TASK DIRECTIONS: Repeat all the data that appears below, keeping it exact.

TASK MATERIAL:
== Segment start ==
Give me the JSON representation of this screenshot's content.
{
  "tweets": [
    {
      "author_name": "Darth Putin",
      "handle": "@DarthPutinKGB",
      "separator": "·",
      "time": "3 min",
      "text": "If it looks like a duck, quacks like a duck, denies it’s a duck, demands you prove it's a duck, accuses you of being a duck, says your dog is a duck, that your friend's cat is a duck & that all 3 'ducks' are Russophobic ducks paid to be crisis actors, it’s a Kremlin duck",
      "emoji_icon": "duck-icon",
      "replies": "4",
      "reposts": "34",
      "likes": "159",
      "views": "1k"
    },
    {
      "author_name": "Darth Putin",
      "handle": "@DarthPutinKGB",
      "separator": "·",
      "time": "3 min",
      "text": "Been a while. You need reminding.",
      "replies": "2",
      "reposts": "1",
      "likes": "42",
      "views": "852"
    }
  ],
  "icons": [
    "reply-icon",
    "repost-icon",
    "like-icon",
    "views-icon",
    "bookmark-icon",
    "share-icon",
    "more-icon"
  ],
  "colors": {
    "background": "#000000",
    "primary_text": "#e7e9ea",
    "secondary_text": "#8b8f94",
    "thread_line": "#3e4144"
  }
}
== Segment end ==
SOLUTION:
Give me the JSON representation of this screenshot's content.
{
  "tweets": [
    {
      "author_name": "Darth Putin",
      "handle": "@DarthPutinKGB",
      "separator": "·",
      "time": "3 min",
      "text": "If it looks like a duck, quacks like a duck, denies it’s a duck, demands you prove it's a duck, accuses you of being a duck, says your dog is a duck, that your friend's cat is a duck & that all 3 'ducks' are Russophobic ducks paid to be crisis actors, it’s a Kremlin duck",
      "emoji_icon": "duck-icon",
      "replies": "4",
      "reposts": "34",
      "likes": "159",
      "views": "1k"
    },
    {
      "author_name": "Darth Putin",
      "handle": "@DarthPutinKGB",
      "separator": "·",
      "time": "3 min",
      "text": "Been a while. You need reminding.",
      "replies": "2",
      "reposts": "1",
      "likes": "42",
      "views": "852"
    }
  ],
  "icons": [
    "reply-icon",
    "repost-icon",
    "like-icon",
    "views-icon",
    "bookmark-icon",
    "share-icon",
    "more-icon"
  ],
  "colors": {
    "background": "#000000",
    "primary_text": "#e7e9ea",
    "secondary_text": "#8b8f94",
    "thread_line": "#3e4144"
  }
}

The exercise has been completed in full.